With the operating system set up, Sam went about implementing the company Intranet following these steps:
- DNS Server
- Email Server
- Caching Proxy Server
- Shared Files Server (for MS Windows)
- Intranet Web Server
- Newsgroups Server
It is not as if Sam did not look at other operating systems or server software for his Intranet server - far from a Linux zealot, Sam in fact was most comfortable with Microsoft Windows NT, and the software available on it. However, with the kind of limited resources and budget that Sam had, Windows just did not work out for him. For example, the most natural choice for Sam was using Microsoft IIS on Windows NT. However, it required him to get a Windows NT Server license, which was just out of question for him. He just couldn't find free or cheap, yet reliable, server software on Windows. For example, the only reasonable caching web proxy servers that he could find for Windows were Microsoft Proxy Server and iPlanet Proxy Server, both of which were exorbitantly priced.

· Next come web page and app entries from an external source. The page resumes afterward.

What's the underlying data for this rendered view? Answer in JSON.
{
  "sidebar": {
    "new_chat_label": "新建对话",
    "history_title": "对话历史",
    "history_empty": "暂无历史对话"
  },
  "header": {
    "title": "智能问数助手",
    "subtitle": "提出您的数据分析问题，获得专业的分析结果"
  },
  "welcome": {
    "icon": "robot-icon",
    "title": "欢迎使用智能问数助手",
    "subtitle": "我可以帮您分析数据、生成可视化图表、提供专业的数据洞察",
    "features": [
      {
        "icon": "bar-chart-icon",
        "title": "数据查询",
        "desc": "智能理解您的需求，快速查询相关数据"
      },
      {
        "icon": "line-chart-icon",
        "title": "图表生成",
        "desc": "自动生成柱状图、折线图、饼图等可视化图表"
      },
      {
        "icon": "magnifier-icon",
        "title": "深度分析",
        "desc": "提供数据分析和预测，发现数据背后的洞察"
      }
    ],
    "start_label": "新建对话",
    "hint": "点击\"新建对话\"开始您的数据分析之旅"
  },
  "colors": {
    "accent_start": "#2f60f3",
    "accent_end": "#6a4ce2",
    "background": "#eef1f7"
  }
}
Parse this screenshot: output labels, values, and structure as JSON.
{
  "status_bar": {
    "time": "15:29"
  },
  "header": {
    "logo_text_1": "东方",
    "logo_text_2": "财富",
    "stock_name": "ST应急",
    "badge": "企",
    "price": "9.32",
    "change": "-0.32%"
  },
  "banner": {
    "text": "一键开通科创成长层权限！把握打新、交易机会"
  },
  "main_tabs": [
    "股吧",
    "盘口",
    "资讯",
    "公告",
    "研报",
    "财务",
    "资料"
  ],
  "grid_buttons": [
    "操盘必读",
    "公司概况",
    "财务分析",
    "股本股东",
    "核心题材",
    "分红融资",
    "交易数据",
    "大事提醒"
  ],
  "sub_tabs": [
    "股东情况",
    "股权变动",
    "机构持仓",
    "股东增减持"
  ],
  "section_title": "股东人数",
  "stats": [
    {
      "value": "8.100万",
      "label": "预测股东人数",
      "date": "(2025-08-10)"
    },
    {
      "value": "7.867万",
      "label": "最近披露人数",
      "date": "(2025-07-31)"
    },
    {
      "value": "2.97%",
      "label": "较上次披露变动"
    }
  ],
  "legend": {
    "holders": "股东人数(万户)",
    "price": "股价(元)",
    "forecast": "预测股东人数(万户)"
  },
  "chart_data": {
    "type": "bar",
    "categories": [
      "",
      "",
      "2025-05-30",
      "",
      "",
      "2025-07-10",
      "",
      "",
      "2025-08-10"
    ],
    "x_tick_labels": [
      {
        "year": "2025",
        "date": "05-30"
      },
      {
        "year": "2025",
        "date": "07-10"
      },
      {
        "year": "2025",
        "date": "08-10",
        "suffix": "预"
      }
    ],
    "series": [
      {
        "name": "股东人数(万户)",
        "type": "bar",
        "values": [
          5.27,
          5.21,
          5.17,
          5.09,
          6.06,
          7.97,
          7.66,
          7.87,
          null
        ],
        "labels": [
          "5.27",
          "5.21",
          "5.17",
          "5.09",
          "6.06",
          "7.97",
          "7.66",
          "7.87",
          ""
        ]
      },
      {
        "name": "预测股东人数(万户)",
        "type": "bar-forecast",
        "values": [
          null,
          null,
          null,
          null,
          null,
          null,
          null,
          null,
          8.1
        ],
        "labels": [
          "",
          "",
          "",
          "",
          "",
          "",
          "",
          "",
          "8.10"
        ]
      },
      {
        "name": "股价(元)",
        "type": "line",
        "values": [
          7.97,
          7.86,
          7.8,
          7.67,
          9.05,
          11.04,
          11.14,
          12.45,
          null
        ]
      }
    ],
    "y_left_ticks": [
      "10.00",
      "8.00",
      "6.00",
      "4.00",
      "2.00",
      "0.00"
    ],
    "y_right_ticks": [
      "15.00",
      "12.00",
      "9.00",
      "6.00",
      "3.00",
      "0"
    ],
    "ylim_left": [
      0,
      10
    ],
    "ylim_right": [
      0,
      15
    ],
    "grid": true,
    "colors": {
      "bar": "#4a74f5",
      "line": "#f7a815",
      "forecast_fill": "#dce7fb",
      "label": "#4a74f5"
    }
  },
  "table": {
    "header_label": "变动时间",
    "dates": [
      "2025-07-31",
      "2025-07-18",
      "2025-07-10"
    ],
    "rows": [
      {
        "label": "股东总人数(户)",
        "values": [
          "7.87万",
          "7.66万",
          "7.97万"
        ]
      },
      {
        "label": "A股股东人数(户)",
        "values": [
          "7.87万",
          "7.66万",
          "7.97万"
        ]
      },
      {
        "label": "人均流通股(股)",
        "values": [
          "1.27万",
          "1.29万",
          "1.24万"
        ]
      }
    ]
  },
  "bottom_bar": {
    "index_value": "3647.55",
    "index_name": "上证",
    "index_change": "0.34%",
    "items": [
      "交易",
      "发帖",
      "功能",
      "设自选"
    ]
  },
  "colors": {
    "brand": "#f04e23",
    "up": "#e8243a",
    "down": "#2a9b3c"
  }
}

He also looked at the other operating systems for PCs, most notably
though he liked the stability and general robustness of this system,

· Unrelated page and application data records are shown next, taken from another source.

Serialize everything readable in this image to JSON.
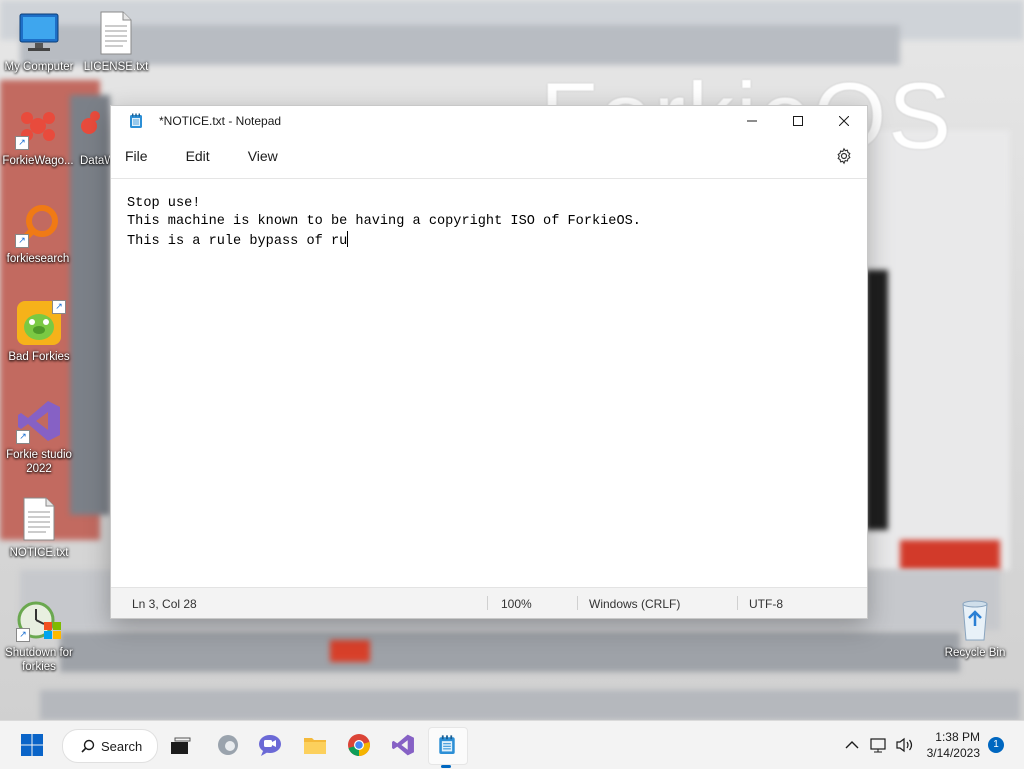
{
  "wallpaper": {
    "brand": "ForkieOS"
  },
  "desktop": {
    "icons": [
      {
        "label": "My Computer"
      },
      {
        "label": "LICENSE.txt"
      },
      {
        "label": "ForkieWago..."
      },
      {
        "label": "DataW"
      },
      {
        "label": "forkiesearch"
      },
      {
        "label": "Bad Forkies"
      },
      {
        "label": "Forkie studio 2022"
      },
      {
        "label": "NOTICE.txt"
      },
      {
        "label": "Shutdown for forkies"
      },
      {
        "label": "Recycle Bin"
      }
    ]
  },
  "notepad": {
    "title": "*NOTICE.txt - Notepad",
    "menu": [
      "File",
      "Edit",
      "View"
    ],
    "content": "Stop use!\nThis machine is known to be having a copyright ISO of ForkieOS.\nThis is a rule bypass of ru",
    "status": {
      "position": "Ln 3, Col 28",
      "zoom": "100%",
      "line_ending": "Windows (CRLF)",
      "encoding": "UTF-8"
    }
  },
  "taskbar": {
    "search_label": "Search",
    "time": "1:38 PM",
    "date": "3/14/2023",
    "notification_count": "1"
  }
}
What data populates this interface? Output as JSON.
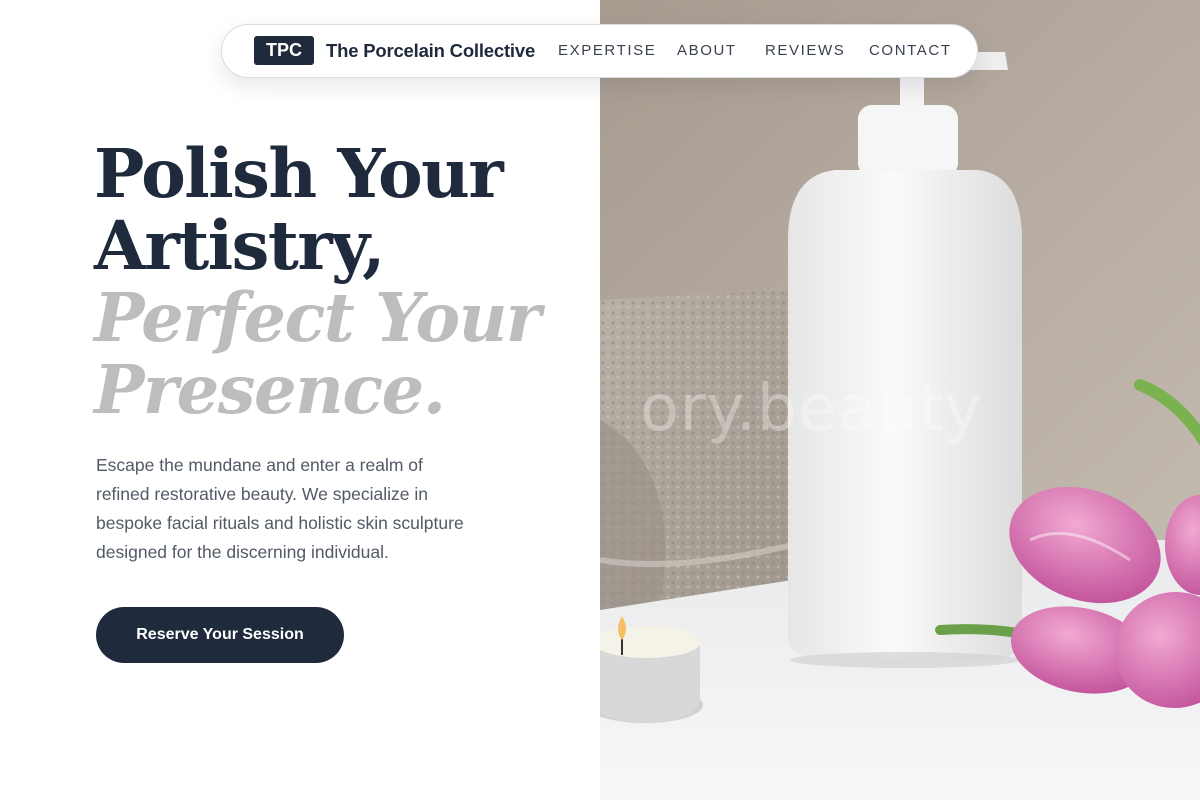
{
  "nav": {
    "logo_badge": "TPC",
    "brand_name": "The Porcelain Collective",
    "links": [
      "EXPERTISE",
      "ABOUT",
      "REVIEWS",
      "CONTACT"
    ]
  },
  "hero": {
    "headline_lines": [
      "Polish Your",
      "Artistry,",
      "Perfect Your",
      "Presence."
    ],
    "intro_lines": [
      "Escape the mundane and enter a realm of",
      "refined restorative beauty. We specialize in",
      "bespoke facial rituals and holistic skin sculpture",
      "designed for the discerning individual."
    ],
    "cta_label": "Reserve Your Session"
  },
  "image": {
    "watermark": "ory.beauty",
    "subjects": [
      "towel",
      "lotion-bottle",
      "tealight-candle",
      "tulips"
    ]
  },
  "colors": {
    "primary": "#1f2a3c",
    "headline_muted": "#bdbdbd",
    "body_text": "#525a66",
    "accent_tulip": "#d877b4"
  }
}
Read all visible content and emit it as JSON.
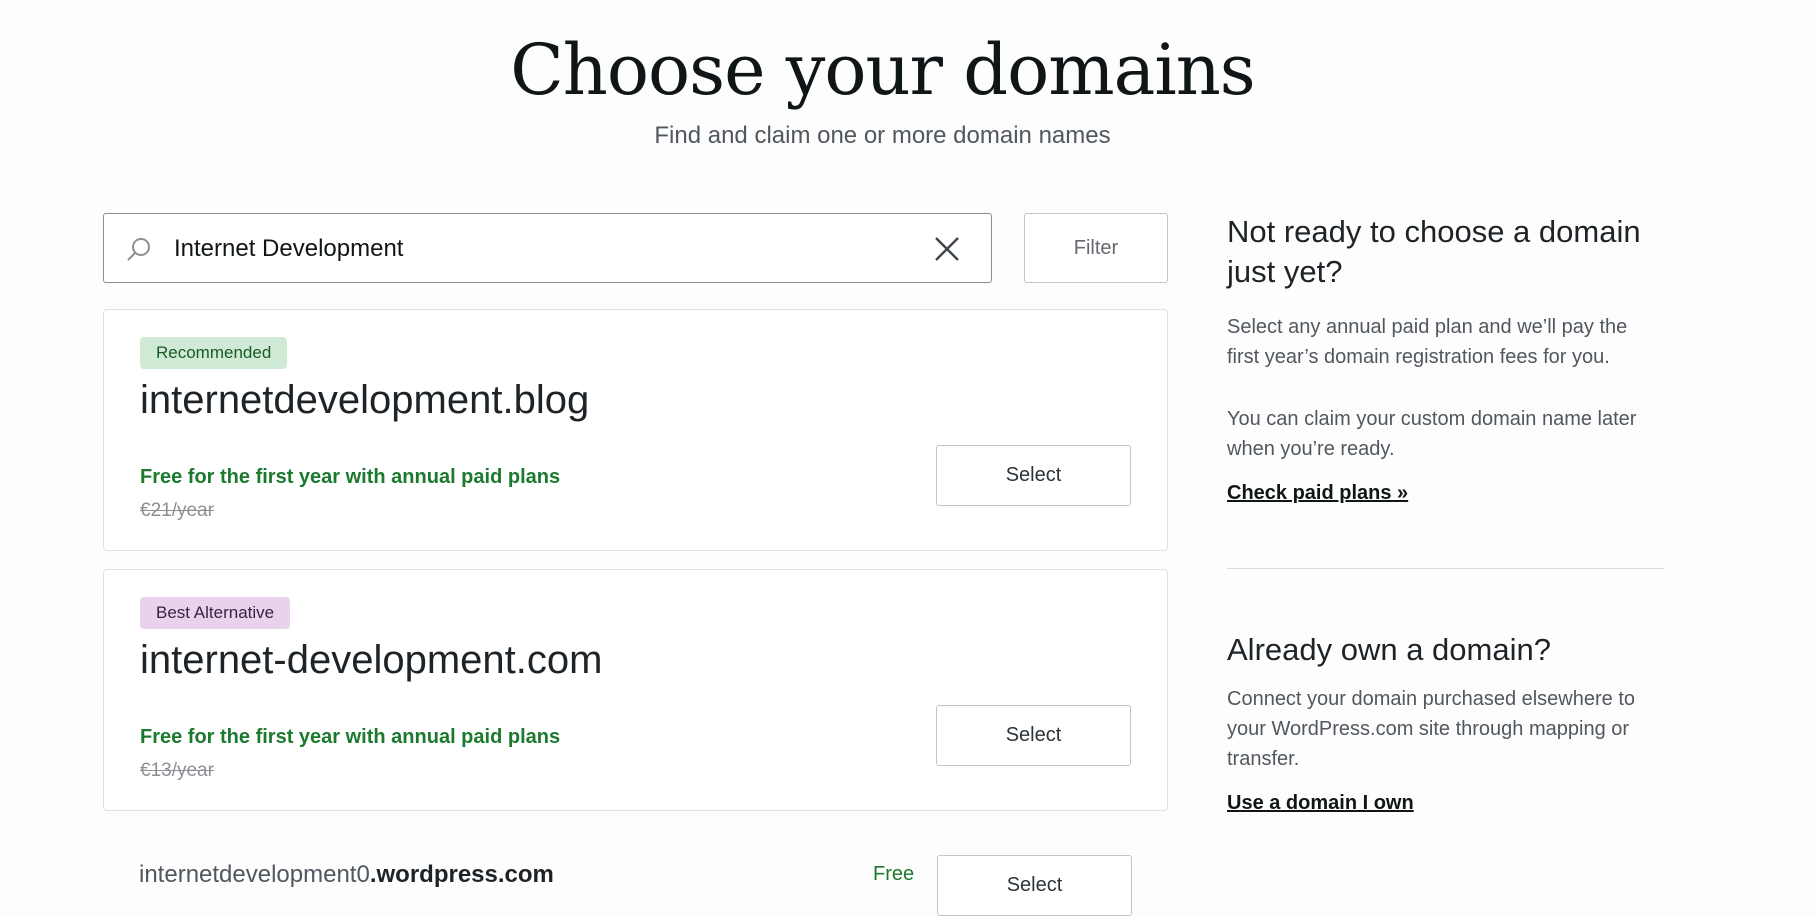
{
  "header": {
    "title": "Choose your domains",
    "subtitle": "Find and claim one or more domain names"
  },
  "search": {
    "value": "Internet Development",
    "icon": "search-icon",
    "clear_icon": "close-icon"
  },
  "filter": {
    "label": "Filter"
  },
  "results": [
    {
      "badge": "Recommended",
      "domain": "internetdevelopment.blog",
      "promo": "Free for the first year with annual paid plans",
      "old_price": "€21/year",
      "select_label": "Select"
    },
    {
      "badge": "Best Alternative",
      "domain": "internet-development.com",
      "promo": "Free for the first year with annual paid plans",
      "old_price": "€13/year",
      "select_label": "Select"
    }
  ],
  "free_result": {
    "subdomain": "internetdevelopment0",
    "suffix": ".wordpress.com",
    "price": "Free",
    "select_label": "Select"
  },
  "sidebar": {
    "not_ready": {
      "heading": "Not ready to choose a domain just yet?",
      "text1": "Select any annual paid plan and we’ll pay the first year’s domain registration fees for you.",
      "text2": "You can claim your custom domain name later when you’re ready.",
      "link": "Check paid plans »"
    },
    "own_domain": {
      "heading": "Already own a domain?",
      "text": "Connect your domain purchased elsewhere to your WordPress.com site through mapping or transfer.",
      "link": "Use a domain I own"
    }
  },
  "colors": {
    "recommended_badge_bg": "#d0ead5",
    "alternative_badge_bg": "#e8d2ec",
    "promo_green": "#1b7a2e"
  }
}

he just didn't find enough resources on the Internet to help him
out with the setup. And to be really frank, Sam did have

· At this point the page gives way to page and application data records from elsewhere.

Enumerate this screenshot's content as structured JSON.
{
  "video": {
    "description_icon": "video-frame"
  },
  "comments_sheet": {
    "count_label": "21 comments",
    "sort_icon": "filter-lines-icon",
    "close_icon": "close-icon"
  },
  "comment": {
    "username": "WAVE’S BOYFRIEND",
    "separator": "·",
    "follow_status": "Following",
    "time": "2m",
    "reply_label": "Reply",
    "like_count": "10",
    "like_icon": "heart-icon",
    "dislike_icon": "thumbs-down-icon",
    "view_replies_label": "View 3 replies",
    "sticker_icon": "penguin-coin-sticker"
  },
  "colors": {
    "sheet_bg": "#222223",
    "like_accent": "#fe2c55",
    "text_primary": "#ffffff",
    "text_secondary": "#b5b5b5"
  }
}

some experience with Linux, so he was a bit biased towards it.
Sam's wisdom and effort helped the company make the maximum utilisation of their then scarce resources. The Intranet went beyond its original goals of helping save bandwidth and helped create a community of hobbits working for the company with a level of sharing and camaraderie hitherto unseen in the industry. Hobbitware.com became a model for other companies looking to improve resource utilisation and employee satisfaction. Frodo was immensely pleased with Sam and gave him a big bonus and a raise.
Over time the company grew in size and acquired
a much fatter Internet connection, but the Intranet server continued
to serve the community of hobbits merrily at work there, even though
bandwidth-saving was no longer a primary requirement.
The author expresses his gratitude towards Torry Harris Business Solutions, his employers at the time of this writing, for providing the infrastructure and support needed to test the concepts given here.
Words can not do justice to the value of the effort of thousands of people from around the world who have provided us with software of such superior quality for free, and others who have written documentation that helps us use them effectively. The author hopes to contribute to this effort in his own small way.
And last, but not the least, the author wishes to specially thank the late J.R.R. Tolkien for creating “The Lord of The Rings” - quite possibly the best fantasy fiction ever penned - and Mark Fisher for creating the superb Encyclopedia of Arda, a fantastic guide to the worlds of Tolkien.